In this recent decision, Mr Justice Teare granted summary judgment for Clarksons on the grounds that Nobu Su’s claims were time barred under the Limitation Act 1980. The judgment serves as a useful reminder of limitation periods in contract and tort and also when the cause of action arises for the purposes of time commencing to run under the Limitation Act.
In early July 2008, Mr Su and his companies agreed to a buy-back deal with Mr Haji-Ioannou and Lakatamia Shipping in which a forward freight agreement (FFA) position was sold on terms that it would be bought back by Mr Su and his companies at a higher price. The buy-back was to take place in August 2008 but the Su interests failed to buy back the FFA position. As a result of movements in the shipping market Lakatamia suffered considerable losses when it closed the position. Lakatamia consequently brought proceedings against Mr Su (the Lakatamia proceedings) and obtained a freezing order against him in the process.
In July 2012, during the course of a Court of Appeal hearing in respect of the freezing order, Longmore LJ stated that there was a good arguable case that Mr Su was personally liable for breach of the FFA deal.
The trial in the Lakatamia proceedings was heard in October 2014 before Cooke J and in November 2014 judgment was given holding Mr Su personally liable for some US$36 million (Lakatamia Shipping Co Ltd and Others -v- Nobu Su and Others  EWHC 3611 (Comm)).
In November 2015 Mr Su commenced proceedings against Clarksons Platou Futures Limited (Clarksons) and Mr Karakoulakis who brokered the FFA deal (the defendants). He argued that the defendants ought not to have bound him personally to the deal and claimed damages in respect of his liability to Lakatamia.
The defendants sought summary judgment on the basis that the claim was time barred.
Mr Su claimed for damages under two separate causes of action:
- In breach of its warranty of authority Clarksons acting by Mr Karakoulakis committed Mr Su to personal liability in respect of the FFA agreement such that the burden of the judgment fell on him.
- The defendants negligently failed to ensure that the FFA agreement would be made by companies in Mr Su’s control and not with him personally.
The defendants argued that the claims were time barred under sections 2 and 5 of the Limitation Act 1980, which provide that the time limit for bringing a claim (in tort and contract respectively) is six years from the date on which the cause of action accrued.
Claim for breach of warranty of authority
Mr Su argued that the cause of action accrued on the date when judgment in the Lakatamia proceedings was given by Cooke J in 2014. The Court disagreed. An action for damages for breach of contract requires a valid contract and a breach of that contract, and the cause of action arises on the date of breach. Teare J held that in this case the alleged breach took place on 7 July 2008 when Mr Su entered into the FFA deal. The fact that there was a dispute as to whether Mr Su was bound personally to the FFA deal and that the dispute was not resolved until November 2014 is irrelevant when deciding when the cause of action for breach of contract accrued.

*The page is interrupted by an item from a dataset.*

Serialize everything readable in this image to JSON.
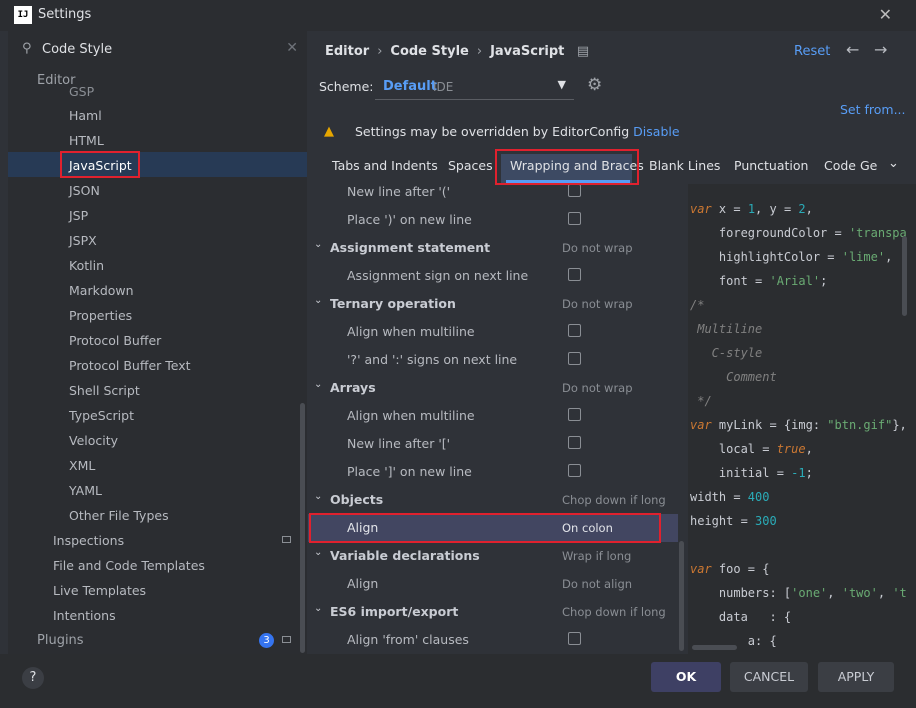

Claim in negligence
In respect of the negligence action, the debate between the parties centred upon when damage was suffered. Mr Su submitted that this was a case of ‘right transaction, wrong party’. In such circumstances he did not know to what he had committed and he only knew when judgment was given against him and it is then that damage was suffered. On Mr Su’s case, in the period leading up to the judgment he only had a contingent liability upon a determination that he was a contracting party.
The Court again disagreed. Teare J held that the distinction of ‘right transaction, wrong party’ was immaterial in these circumstances. The liability was not contingent upon any future event - though the quantification of damage might have been due to the date of closing the position on the FFA – and was certainly not contingent upon a judgment holding that he was personally liable on the FFA deal. The liability was, as submitted by the defendants, suffered on 7 July 2008 when the FFA deal was entered into.
Section 14A Limitation Act 1980
Section 14A stipulates that, in any action for damages for negligence (other than one to which section 11 of the Limitation Act 1980 applies), where a claimant acquires the knowledge required for bringing an action for damages after s/he has acquired the right to bring such an action, the claimant must bring his/her action within three years of the date on which s/he acquires the relevant knowledge.
Mr Su argued that the facts relevant to the cause of action were not known to him at the date of accrual in July 2008 but upon the knowledge that he was a party to the FFA deal, i.e. in November 2014 when judgment in the Lakatamia proceedings was handed down.
Teare J again disagreed. He held that Mr Su was aware in July 2012 that not only a Commercial Court judge but also the Court of Appeal considered that there was a good arguable case that he was personally liable for breach of the FFA deal. This would lead a reasonable person to consider it sufficiently serious to justify instituting proceedings or, at the very least, investigate further. The correct approach would have been to initiate a Part 20 claim in the original proceedings.
The judge therefore allowed the defendants’ application for summary judgment.
The judgment serves as a useful reminder of limitation periods in contract and tort and also when the cause of action arises for the purposes of time commencing to run under the Limitation Act.